AT&T said it has unleashed the industry’s “first” interoperable optical equipment on its network in a move the carrier said will help it address the massive surge in data traffic.
In a Friday blog post, AT&T Labs President and Chief Technology Officer Andre Fuetsch said the carrier has successfully deployed a new kind of network switch – a reconfigurable optical add/drop multiplexer, or ROADM, for short – on its Dallas area network.
According to Fuetsch, the ROADMs were designed with two key points in mind: software control to allow the switches to automatically detect and adjust bandwidth and capacity and switch traffic to different lanes as necessary, and open hardware to facilitate interoperability. And it was the latter that AT&T was so jazzed about this go around.
In Dallas, Fuetsch said AT&T connected two high-capacity IP/MPLS routers with transponders and ROADMs from Ciena and Fujitsu to implement a 100-gigabit per second optical wavelength in its production network. The interoperable ROADMs also support the aforementioned full software control as outlined in the Open ROADM specification, he noted.

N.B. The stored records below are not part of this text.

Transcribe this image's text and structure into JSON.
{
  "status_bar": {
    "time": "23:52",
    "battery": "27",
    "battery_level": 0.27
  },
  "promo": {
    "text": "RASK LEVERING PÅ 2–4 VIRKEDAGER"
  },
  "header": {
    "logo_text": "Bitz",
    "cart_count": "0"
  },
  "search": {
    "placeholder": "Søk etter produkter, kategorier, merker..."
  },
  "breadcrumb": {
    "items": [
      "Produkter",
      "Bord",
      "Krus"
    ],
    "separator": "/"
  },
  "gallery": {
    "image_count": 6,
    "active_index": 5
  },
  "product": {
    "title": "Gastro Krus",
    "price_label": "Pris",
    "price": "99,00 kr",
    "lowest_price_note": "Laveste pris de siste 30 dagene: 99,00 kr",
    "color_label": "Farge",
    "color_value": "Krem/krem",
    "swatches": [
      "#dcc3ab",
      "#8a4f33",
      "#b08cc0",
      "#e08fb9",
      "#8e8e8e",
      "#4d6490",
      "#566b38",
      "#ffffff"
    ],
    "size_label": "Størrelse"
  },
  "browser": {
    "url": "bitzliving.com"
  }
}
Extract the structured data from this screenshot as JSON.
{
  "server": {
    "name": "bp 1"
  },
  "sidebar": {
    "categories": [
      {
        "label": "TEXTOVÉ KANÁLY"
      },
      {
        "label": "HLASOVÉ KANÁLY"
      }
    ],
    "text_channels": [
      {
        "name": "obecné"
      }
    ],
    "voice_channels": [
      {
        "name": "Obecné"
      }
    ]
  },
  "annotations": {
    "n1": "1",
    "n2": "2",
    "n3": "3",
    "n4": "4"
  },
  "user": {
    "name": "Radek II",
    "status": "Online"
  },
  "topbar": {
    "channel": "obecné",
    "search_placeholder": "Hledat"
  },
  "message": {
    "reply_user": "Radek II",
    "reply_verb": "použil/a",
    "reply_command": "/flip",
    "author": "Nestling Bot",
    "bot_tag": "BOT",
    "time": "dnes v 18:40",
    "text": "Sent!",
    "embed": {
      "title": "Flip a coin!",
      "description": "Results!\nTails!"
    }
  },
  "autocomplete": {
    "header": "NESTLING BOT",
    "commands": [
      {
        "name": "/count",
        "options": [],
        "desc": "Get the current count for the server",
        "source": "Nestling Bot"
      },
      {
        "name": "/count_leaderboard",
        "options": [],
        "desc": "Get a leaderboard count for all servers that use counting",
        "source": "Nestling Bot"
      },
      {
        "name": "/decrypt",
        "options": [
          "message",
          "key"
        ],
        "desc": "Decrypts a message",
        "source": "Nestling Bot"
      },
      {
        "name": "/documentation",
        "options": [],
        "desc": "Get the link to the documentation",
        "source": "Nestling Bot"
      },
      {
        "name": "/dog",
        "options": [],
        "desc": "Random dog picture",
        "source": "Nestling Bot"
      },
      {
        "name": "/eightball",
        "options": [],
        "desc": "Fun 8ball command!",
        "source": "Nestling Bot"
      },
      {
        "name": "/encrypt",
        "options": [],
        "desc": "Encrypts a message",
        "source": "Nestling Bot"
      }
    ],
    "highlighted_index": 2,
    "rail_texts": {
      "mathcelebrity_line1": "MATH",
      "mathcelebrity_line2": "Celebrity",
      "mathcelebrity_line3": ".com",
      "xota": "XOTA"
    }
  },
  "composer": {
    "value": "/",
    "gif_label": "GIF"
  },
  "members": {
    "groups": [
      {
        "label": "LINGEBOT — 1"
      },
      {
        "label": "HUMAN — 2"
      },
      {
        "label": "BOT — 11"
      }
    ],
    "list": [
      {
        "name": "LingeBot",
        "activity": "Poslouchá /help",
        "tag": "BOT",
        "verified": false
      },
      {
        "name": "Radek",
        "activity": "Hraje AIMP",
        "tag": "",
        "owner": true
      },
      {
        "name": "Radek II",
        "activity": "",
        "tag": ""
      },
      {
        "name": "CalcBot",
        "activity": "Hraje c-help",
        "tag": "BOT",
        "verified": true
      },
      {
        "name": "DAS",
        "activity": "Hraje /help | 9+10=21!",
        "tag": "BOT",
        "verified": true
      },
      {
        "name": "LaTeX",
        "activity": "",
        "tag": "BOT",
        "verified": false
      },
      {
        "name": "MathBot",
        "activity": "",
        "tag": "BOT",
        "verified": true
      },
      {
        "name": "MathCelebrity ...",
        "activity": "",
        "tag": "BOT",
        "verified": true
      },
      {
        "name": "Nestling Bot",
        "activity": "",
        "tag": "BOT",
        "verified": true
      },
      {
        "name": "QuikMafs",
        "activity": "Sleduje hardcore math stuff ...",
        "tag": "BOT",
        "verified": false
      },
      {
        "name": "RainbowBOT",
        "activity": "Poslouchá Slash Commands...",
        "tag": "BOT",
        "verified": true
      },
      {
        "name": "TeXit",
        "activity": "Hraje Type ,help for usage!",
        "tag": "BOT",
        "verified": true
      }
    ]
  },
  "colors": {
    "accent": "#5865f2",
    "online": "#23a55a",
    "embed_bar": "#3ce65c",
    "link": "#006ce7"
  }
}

On a wireless network that has seen data traffic skyrocket more than 150,000 percent from 2007 to 2015, Fuetsch said ROADMs are one of the “workhorse” technologies that will allow AT&T to meet customer needs faster. It will also allow AT&T to mix and match equipment in each market based on capability and price.
“Tech-speak aside, what’s important here is that our vision announced in March is now a reality,” Fuetschwrote. “We expect to expand this capability across our AT&T network. And that means we can continue to support all the data-hungry applications our customers love – everything from the just-launched DIRECTV NOW to all the future apps and services that don’t even exist yet.”
Filed Under: Infrastructure